However, mentors also need to be careful about their approach towards entrepreneurs, as their words could even discourage latter. Constructive criticism is what entrepreneurs need, which would not hurt their sentiments or shut down their ideas.
Investors Donning the Mentor Hat
Soemtimes investors, as a part of their investment offering, mentor start-ups. They come in with years of corporate experience and have a great understanding of the market, operational strategies etc. For Rajeev Menon, partner, Anthill Ventures, mentorship has been a rewarding experience. Sharing the lessons he has learnt from mentoring, he said, “In the best relationships, I’m mentoring founders and not the businesses. I’m not the boss, I’m offering them advice that they can choose to disagree with, as long as they are making progress, I’m happy.”
It’s best for start-ups to accept a mentor’s advice, which could even be different from their philosophies. Menon believes that founders don’t need sugar-coated words and that it’s important for mentors to share feedback that is constructive yet honest. “It does not damage the self-confidence of the founders. Instead, it provides them guidance. A thin line separates a mentor from a tormentor,” he said.

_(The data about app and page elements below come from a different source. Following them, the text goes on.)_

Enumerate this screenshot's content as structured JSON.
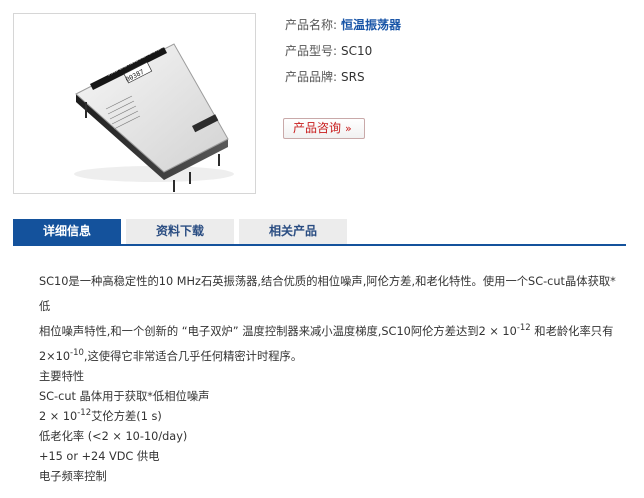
{
  "product": {
    "name_label": "产品名称:",
    "name_value": "恒温振荡器",
    "model_label": "产品型号:",
    "model_value": "SC10",
    "brand_label": "产品品牌:",
    "brand_value": "SRS",
    "consult_label": "产品咨询",
    "consult_chevron": "»",
    "image_text": {
      "brand_strip": "STANFORD RESEARCH SYSTEMS",
      "serial": "00387",
      "model_mark": "SC10"
    }
  },
  "tabs": [
    {
      "label": "详细信息",
      "active": true
    },
    {
      "label": "资料下载",
      "active": false
    },
    {
      "label": "相关产品",
      "active": false
    }
  ],
  "description": {
    "line1": "SC10是一种高稳定性的10 MHz石英振荡器,结合优质的相位噪声,阿伦方差,和老化特性。使用一个SC-cut晶体获取*低",
    "line2_pre": "相位噪声特性,和一个创新的 “电子双炉” 温度控制器来减小温度梯度,SC10阿伦方差达到2 × 10",
    "line2_exp": "-12",
    "line2_post": " 和老龄化率只有",
    "line3_pre": "2×10",
    "line3_exp": "-10",
    "line3_post": ",这使得它非常适合几乎任何精密计时程序。"
  },
  "features": {
    "title": "主要特性",
    "item1": "SC-cut 晶体用于获取*低相位噪声",
    "item2_pre": "2 × 10",
    "item2_exp": "-12",
    "item2_post": "艾伦方差(1 s)",
    "item3": "低老化率 (<2 × 10-10/day)",
    "item4": "+15 or +24 VDC 供电",
    "item5": "电子频率控制"
  },
  "colors": {
    "accent": "#14529c",
    "link": "#1a56a8",
    "consult": "#c81c1c",
    "tab_inactive": "#ececec"
  }
}
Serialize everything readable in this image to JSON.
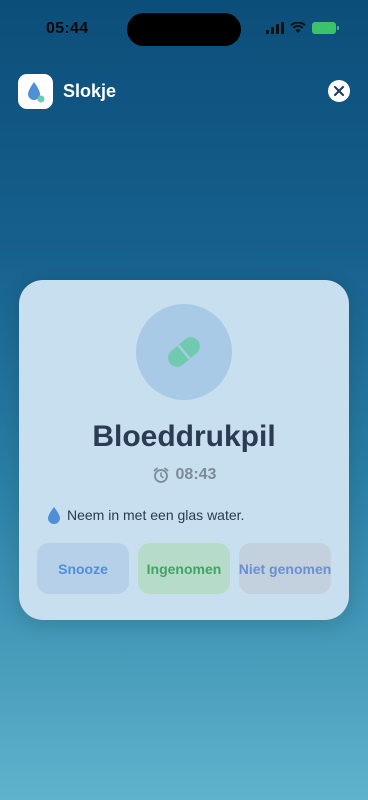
{
  "status": {
    "time": "05:44"
  },
  "app": {
    "name": "Slokje"
  },
  "card": {
    "title": "Bloeddrukpil",
    "time": "08:43",
    "note": "Neem in met een glas water."
  },
  "actions": {
    "snooze": "Snooze",
    "taken": "Ingenomen",
    "not_taken": "Niet genomen"
  },
  "colors": {
    "accent_blue": "#4f8fd6",
    "accent_green": "#3ea564",
    "pill": "#6fcab0"
  }
}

Meanwhile, Sanjay Enishetty, MD & CEO, 50K Ventures, has a different story to tell. For them it got difficult to share feedback with start-up founders and thus, they have stopped mentoring start-ups as a company. “They end up defending their idea and refuse to take the feedback in the right way.”
Tactful Engagement is Key
A mentor’s words are golden words for a start-up founder. As part of incubator programs, startups always turn to the mentors for support. Incubators here much like its literal meaning, save early-stage startups from all sorts of problems. Dr Apoorv Ranjan Sharma, Co-Founder & President, Venture Catalysts, who has led and mentored more than 80 early-stage investments with high success track record, believes that incubators and mentors save start-ups from shocks.
“You have to share facts with the founders and it has to be tactfully managed. The way the advice is shared matters a lot. If the feedback shared is based on data points and analysis and not gut feeling, start-ups will accept it no matter how hard it is,” he said.
At Venture Catalyst, they incubate many start-ups and Dr Sharma shares the three things start-ups expect of them – seed money, idea validation and business model validation. As mentors, they identify the gap areas and provide the start-ups with analysis that is backed by data. According to Dr Sharma, their job as mentors is to transform the weak areas of a start-up. “We open the doors for opportunities and open their mind. Mentors shouldn’t just advice start-ups, instead they should advice and facilitate help as that would have more weight,” said Dr Sharma.
When a mentor shares his/her insights with the entrepreneur, it usually comes from their own experience in the field. Muthu Singaram, a mentor to many start-ups, believes that when a mentor helps a mentee to form specific solutions, the emphasis always lies in helping the mentee come up with their own solutions. While they do guide the team through the whole process, they allow them to work through the issues themselves. “Mentors use their previous experience and gained-knowledge to build and present real-life “case-studies” that are closely related to the problems being faced by the start-up entrepreneurs,” he said.